Information:
--- START ---
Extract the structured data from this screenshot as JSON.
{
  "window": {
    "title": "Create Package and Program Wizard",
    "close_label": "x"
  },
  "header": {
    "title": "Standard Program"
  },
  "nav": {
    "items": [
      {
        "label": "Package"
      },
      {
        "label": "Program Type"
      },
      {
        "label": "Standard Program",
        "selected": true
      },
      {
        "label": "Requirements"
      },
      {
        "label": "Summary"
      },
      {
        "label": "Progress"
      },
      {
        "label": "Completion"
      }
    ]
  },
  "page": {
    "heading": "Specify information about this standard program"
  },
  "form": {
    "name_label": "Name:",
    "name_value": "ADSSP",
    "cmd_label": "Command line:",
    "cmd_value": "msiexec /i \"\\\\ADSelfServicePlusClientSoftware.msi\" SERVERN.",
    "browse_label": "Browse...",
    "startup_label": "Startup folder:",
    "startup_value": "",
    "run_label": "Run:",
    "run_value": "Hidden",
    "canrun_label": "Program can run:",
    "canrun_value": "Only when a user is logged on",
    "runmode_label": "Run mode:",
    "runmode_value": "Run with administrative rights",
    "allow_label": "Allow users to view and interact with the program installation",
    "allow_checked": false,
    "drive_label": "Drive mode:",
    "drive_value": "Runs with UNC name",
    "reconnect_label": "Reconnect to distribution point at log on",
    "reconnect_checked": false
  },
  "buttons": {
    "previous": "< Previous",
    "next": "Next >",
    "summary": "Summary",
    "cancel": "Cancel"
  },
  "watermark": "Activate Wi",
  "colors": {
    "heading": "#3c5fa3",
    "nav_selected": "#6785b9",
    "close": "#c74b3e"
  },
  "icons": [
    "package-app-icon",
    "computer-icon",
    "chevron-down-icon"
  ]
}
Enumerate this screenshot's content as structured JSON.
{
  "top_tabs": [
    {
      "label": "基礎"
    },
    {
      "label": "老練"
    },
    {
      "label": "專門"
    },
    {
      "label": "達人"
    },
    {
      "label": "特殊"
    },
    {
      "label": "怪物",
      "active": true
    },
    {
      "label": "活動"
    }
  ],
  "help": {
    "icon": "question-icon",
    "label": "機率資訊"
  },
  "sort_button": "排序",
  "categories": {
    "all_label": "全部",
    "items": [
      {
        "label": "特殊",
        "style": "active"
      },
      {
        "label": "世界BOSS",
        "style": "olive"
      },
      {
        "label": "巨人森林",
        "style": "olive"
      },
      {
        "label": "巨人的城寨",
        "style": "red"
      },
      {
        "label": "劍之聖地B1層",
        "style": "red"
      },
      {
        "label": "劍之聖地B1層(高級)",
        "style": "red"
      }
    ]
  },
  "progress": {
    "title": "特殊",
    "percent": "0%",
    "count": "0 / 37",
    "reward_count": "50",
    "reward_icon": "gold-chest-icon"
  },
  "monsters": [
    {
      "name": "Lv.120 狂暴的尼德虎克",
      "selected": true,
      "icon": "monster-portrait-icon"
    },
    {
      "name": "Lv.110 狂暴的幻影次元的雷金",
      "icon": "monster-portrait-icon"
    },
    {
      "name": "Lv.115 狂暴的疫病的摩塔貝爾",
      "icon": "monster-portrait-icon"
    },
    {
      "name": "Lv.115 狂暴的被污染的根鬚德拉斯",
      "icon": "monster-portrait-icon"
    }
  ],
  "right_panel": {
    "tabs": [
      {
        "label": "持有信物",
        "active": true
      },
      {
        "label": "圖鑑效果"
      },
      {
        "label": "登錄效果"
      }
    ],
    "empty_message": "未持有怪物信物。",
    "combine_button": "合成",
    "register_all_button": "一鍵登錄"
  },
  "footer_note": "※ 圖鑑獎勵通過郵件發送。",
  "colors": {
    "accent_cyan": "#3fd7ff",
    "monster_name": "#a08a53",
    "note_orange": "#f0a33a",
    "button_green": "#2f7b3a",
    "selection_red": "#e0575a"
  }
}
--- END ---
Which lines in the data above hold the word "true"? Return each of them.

Output below:
        "selected": true
      "active": true
      "selected": true,
        "active": true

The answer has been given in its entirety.